Throughout this course this term one of the most important things I have learned is the importance of structured interviews. While I was familiar with the need to interview applicants, I lacked an understanding on the benefits and limitations of the different types of interviews that could be conducted. As an overarching theme in all of my learnings I learned that in order to be able to even productively structure your interviews for a position you must first develop a job analysis.

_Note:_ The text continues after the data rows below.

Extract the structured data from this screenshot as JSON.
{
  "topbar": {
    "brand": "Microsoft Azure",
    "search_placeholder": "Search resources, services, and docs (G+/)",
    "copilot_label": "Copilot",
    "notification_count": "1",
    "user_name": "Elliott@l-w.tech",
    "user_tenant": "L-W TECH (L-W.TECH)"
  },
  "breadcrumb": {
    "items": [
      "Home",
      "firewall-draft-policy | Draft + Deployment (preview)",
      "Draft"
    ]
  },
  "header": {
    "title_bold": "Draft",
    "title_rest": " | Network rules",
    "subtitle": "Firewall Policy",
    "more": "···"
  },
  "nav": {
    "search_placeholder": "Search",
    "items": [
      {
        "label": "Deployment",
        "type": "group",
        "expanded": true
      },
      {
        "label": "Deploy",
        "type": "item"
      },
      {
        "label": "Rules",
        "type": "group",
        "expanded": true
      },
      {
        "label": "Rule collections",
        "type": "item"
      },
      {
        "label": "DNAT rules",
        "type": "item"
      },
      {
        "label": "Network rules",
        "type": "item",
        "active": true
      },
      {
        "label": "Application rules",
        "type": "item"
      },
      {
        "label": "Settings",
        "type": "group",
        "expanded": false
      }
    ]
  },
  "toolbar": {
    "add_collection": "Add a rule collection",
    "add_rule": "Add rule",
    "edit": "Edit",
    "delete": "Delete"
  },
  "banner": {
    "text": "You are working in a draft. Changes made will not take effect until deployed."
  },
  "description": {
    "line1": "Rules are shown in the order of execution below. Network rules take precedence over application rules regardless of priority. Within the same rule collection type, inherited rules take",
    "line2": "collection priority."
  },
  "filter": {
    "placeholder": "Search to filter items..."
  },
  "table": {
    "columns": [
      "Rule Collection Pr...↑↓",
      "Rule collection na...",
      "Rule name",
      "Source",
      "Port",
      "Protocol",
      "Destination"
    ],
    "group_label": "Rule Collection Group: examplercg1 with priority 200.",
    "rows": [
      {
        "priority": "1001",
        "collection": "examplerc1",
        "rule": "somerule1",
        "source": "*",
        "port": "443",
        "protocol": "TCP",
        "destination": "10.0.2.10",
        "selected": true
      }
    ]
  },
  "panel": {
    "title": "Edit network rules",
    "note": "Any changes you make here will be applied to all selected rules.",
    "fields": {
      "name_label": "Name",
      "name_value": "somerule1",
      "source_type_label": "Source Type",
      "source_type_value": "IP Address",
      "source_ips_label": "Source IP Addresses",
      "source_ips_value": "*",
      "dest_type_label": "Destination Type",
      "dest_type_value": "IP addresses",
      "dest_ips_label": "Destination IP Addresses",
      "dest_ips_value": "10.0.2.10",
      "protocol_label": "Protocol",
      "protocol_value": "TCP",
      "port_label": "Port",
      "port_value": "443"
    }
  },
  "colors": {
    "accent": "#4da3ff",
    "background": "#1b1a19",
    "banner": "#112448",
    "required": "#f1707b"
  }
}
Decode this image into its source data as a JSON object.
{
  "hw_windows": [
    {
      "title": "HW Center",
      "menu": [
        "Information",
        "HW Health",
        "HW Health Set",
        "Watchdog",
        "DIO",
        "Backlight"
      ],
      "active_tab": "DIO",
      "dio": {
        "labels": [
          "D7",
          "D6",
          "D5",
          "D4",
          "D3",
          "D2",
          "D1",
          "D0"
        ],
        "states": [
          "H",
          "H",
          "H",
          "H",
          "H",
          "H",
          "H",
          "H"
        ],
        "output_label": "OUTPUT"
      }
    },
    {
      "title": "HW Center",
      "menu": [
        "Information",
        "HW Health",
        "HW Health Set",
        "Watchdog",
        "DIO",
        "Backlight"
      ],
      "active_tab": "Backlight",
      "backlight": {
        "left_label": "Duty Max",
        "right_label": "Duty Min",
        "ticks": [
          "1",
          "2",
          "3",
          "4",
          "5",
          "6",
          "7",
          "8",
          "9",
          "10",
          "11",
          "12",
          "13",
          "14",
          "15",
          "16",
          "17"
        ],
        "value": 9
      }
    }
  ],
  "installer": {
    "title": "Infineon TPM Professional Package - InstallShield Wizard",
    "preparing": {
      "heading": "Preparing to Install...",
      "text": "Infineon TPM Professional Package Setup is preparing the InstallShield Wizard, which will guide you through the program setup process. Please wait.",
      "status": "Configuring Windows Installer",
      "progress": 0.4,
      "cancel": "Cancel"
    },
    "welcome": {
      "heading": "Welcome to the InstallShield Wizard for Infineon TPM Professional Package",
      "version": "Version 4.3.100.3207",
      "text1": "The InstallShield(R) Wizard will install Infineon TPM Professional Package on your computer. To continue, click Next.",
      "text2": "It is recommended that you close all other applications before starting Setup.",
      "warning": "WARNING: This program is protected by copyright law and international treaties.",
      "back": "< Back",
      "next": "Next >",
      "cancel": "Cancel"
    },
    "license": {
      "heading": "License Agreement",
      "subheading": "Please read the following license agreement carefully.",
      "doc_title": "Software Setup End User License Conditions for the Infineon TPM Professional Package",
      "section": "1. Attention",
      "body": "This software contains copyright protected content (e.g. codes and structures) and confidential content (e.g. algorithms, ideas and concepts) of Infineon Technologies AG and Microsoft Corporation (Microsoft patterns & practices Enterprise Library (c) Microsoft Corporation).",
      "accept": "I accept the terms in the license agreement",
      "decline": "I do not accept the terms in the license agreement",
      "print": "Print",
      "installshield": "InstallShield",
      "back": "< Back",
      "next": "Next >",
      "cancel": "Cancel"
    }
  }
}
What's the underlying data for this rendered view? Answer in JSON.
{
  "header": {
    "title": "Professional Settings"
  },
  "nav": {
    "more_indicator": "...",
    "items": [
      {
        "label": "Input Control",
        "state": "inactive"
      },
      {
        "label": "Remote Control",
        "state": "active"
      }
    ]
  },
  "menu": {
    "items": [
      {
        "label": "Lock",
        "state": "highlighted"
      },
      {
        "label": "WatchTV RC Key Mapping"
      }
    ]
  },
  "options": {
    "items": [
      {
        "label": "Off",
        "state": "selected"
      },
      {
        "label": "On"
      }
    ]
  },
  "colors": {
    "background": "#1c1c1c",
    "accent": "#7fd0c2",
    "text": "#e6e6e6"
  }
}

A job analysis is a complete 360 view of data surrounding all aspects, requirements and characteristics associated with a position in the company. The job analysis helps to provide you (the hiring manager or recruiter) with direction on the type of applicant you are looking for to fill a particular role. Not only is having a thorough job analysis helpful for structuring interviews but it also helps to ensure you are recruiting or not recruiting on a basis of job relatedness rather than unconscious biases that may lead you and the company to face legal actions for discrimination. An interesting side note to this is that I was actually performing a job analysis in my internship last summer although at the time had no idea. I worked with various people throughout the business and departments including SME’s to gather data on each department’s jobs and roles on a daily basis. I helped to gather data on the type of work each department did, key responsibilities, the equipment they use and need to work, any personal protective equipment as well as their overall impact on the businesses supply chain. I then used all the information I gathered to help create a job-specific training programme for each of the departments.
With having completed a job analysis prior to interviewing any candidates I have learned that it is better to have structured interviews as they produce better predictive validity. Structured interviews provide better predictive validity as interview questions are surrounded around aspects of the job analysis and job relatedness rather than personal and perhaps discriminatory questions made up on the fly. Another advantage I have learned about ensuring interviews are structured is about drawing comparisons between applicants when evaluating who has the most potential and is the best fit for the organisation. Structured interviews ensure that similar if not the same questions are being asked for each applicant providing you with a reference point between candidate response’s and likelihood of future performance on the job.